"Frank Patterson has brought incredible energy, vision, technical expertise and aesthetic sense to our Film School," said Lawrence G. Abele, FSU Provost and Executive Vice President for Academic Affairs. "He and his dedicated professional faculty work to ensure that every student gets an unparalleled experience and graduates able to perform at the very highest level in an exceptionally competitive industry. No one has done more to elevate the place of film in the university and among the arts than Frank."

Film School alumni Jonathan King (MFA, 1992) and Melissa Carter (MFA, 1996) are two of Patterson’s biggest fans and most successful protégés. Both say he prepared them to hit the ground running and do well in the real world of television and film — and they have.

Formerly at Sony Pictures, where he co-produced the Academy Award-winning 2006 motion picture "Dreamgirls," King now serves as executive vice president for production of narrative fiction films at Participant Media, a leading provider of socially conscious documentaries (including another Academy Award winner, Al Gore’s "An Inconvenient Truth").

"Frank emphasized reality," King said. "He definitely encouraged individual artistic expression, but he also made sure we were aware of the somewhat harsh environment of the movie business that awaited us after graduation. It was his dual focus on artistic encouragement and business reality that stuck with me. You can have the most high-minded, noble intentions, but if you can’t get audiences to pay attention to your movies as entertaining experiences, they won’t hear your message."

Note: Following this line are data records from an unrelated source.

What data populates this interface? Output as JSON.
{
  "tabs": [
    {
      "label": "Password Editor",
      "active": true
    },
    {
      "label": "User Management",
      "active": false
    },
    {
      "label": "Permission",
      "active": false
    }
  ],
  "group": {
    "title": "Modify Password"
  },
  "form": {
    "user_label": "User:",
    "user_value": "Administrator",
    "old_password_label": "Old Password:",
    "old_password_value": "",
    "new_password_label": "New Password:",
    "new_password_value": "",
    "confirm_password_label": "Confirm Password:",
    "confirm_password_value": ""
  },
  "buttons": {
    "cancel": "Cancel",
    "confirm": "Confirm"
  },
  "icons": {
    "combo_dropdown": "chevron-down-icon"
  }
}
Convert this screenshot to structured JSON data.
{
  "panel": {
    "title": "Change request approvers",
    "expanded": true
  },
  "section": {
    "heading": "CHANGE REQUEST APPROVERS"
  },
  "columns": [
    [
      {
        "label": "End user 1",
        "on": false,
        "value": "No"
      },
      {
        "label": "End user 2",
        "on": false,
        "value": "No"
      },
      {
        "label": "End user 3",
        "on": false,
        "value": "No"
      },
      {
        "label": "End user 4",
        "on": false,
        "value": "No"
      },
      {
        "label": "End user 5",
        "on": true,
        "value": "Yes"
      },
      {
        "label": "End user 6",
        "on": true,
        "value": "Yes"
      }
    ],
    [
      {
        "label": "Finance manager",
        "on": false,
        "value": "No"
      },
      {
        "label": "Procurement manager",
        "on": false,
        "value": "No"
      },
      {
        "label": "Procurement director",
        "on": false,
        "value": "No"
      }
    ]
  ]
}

King called Patterson’s approach to filmmaking and teaching entrepreneurial. "He was the first person who showed me how to get things done without waiting for people to give me permission. Frank’s attitude was always ‘pick something to believe in, then go make it happen.’"

Carter earned both story and original screenplay credits on the 2004 major motion picture "Little Black Book," which co-starred Brittany Murphy, Kathy Bates and Holly Hunter. Now, she is the creator and executive producer of a television pilot, her first, for a new series called "Mistresses" (based on a BBC drama of the same name) that is set to premiere soon on Lifetime.

"Frank has this amazing holistic approach to filmmaking, for which I thank him every time I start a new assignment as a working screenwriter," Carter said. "His philosophy is simple:  To truly know their chosen craft, every student should learn every crew position there is on a film set. When I shot my first television pilot for Fox/Lifetime, the first day I stepped on set I had a crew of around 100, but I understood all their jobs because at The Film School, I’d done them all, and fortunately, it made me look like an experienced executive producer."

She did her research before coming to FSU. "Believe me, many film schools keep following the same curriculum, without looking at how their alumni are doing in the ‘real world,’" Carter said. "But Frank is always reaching out to FSU Film School alumni to see if what was taught to them last year as students is helping them right now, as graduates. He constantly makes adjustments, because filmmaking isn’t stagnant, it advances, and therefore, so does the FSU film program."

Carter calls Patterson an inspired and inspiring communicator and amazing teacher. "Frank still loves films and storytelling as much as any bright-eyed freshman," she said.

Between becoming dean of the FSU Film School in 2003, and his nine years on its faculty as head of production, Patterson was the associate dean and director of the Film School at Chapman University in Orange, Calif. He also has taught film at The University of Texas-Austin and at his alma mater, Baylor University, where he earned his bachelor’s and master’s degrees in communications, and has served as president of the Los Angeles Film School in Hollywood.

To learn more about undergraduate and graduate programs in the FSU Film School, one of the largest and best-equipped facilities devoted wholly to film education, visit